Most companies need housing services for their expatriate staff, and many need these services on a regular basis. Are you considering outsourcing housing services to a sole agent? Many do. Yet, strangely, this facet of Human Resources is often handled in a haphazard way.
Start out by looking beyond the glossy brochures and charts. Get back to basics and focus on priorities: settled transferees, cost control and integrated outsourced services.
Many agencies market their services as being cost free. Don’t be fooled. A bad choice is always costly. Here’s a brief guide on what to check when assessing a real estate agent to handle your corporate housing needs.
You’d take a closer look before outsourcing the manufacture of a component, right? Well, do the same when assessing a real estate agent who’ll be housing your colleagues. How? The same buzzwords apply, product, price, communication, integration and efficiency. Here are four things you should look at.
It’s not only about the property; it’s about people too. The real estate agent will be helping your transferees with their first steps in Beijing. A transferee bailing out after a month is a traumatic experience for them and an expensive time waster for you.

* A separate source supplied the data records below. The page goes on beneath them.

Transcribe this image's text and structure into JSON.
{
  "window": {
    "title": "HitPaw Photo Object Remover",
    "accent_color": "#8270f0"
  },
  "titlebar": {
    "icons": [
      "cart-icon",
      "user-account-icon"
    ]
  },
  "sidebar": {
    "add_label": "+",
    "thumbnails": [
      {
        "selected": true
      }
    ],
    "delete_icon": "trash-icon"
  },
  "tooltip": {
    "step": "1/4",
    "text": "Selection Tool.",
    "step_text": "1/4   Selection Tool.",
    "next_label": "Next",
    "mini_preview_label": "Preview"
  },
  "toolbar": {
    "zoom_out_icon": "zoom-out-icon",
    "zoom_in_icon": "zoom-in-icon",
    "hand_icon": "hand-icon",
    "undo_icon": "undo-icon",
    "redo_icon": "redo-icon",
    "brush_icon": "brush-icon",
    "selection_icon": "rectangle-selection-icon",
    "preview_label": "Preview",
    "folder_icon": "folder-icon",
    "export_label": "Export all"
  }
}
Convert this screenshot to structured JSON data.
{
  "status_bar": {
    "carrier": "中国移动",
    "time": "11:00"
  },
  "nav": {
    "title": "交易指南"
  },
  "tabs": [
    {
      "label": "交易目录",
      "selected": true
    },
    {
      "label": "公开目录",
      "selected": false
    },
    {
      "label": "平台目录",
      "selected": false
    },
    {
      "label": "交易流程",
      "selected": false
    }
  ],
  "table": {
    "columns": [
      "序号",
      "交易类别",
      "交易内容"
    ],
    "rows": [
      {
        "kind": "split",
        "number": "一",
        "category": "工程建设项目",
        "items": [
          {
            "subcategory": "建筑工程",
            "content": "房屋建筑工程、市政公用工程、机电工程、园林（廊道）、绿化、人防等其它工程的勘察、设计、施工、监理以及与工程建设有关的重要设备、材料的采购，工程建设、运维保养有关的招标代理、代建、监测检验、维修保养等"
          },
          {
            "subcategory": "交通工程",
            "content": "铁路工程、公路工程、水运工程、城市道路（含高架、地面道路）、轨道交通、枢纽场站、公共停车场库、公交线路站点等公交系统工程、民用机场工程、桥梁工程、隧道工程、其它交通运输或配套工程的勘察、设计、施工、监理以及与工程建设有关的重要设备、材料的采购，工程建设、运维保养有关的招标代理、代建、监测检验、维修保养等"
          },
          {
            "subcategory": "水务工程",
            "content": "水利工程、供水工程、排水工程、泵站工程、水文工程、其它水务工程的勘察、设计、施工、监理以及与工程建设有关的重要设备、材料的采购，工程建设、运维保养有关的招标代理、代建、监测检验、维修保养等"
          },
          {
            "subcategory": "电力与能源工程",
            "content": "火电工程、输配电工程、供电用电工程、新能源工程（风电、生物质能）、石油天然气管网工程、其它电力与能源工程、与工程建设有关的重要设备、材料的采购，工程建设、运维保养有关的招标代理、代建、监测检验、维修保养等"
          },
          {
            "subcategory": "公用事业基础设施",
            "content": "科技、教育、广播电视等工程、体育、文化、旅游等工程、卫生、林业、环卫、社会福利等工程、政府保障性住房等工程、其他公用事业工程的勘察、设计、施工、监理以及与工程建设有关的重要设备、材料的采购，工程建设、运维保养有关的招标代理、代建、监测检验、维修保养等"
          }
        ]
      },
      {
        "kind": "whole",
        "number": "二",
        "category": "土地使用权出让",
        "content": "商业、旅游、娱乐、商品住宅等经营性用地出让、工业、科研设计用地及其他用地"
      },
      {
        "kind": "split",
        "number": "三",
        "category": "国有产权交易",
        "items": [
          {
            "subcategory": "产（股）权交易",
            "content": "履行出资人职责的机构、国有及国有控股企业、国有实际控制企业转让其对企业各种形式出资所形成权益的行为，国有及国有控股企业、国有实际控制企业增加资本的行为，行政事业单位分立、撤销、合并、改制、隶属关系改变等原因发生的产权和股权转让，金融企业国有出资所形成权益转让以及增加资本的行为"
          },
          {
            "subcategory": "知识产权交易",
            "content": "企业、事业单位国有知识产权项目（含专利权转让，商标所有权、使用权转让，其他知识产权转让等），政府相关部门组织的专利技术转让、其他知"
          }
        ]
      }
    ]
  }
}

Take the time to meet the agents who will actually be caring for your transferees. Ensure that they are qualified and, most importantly, bi-lingual. Sipping latte with the agent at Starbucks may make your transferee feel at ease, but if the agent can’t read and write both English and Chinese, you’re getting a raw deal. The ability to communicate with your transferee, negotiate at ease with Chinese landlords and review Chinese and English documents are all essential prerequisites.
Can it tell you what you need to know?
How does it manage and report vital data to your organisation. HR needs to know how your latest transferee’s home search is progressing, while Finance wants prompt and accurate cost reports. The agent is the custodian of your lease portfolio, as such, it should be able to provide accurate and timely information.
And how does the agency see it? The big picture, that is. Does the agency have the ability to advise on housing packages and policies? Your corporation’s housing policy may need to be tweaked to meet local conditions. Can it tailor a shared savings plan or provide market updates?
Fact. The agency with direct contacts to landlords is able to negotiate favourable rents and more solid terms.
If an agency is consistently finding landlords through third parties, you’re probably paying a 10% to 15% premium for their ignorance.
How can you tell? Audit the contents of their property database, not just the interface. How large is their inventory? Is it accurate and well managed? If it isn’t, your agent is probably using a third party to source properties, and you’re paying for the pleasure of it.
Your real estate agent should be your partner in keeping your transferees happy, give you value for money, and work in sync with your organization. You’d be amazed at how many agencies are entrusted on the basis of a slick power point presentation. Take the effort to look beyond the veneer, and you’ll reap the benefits.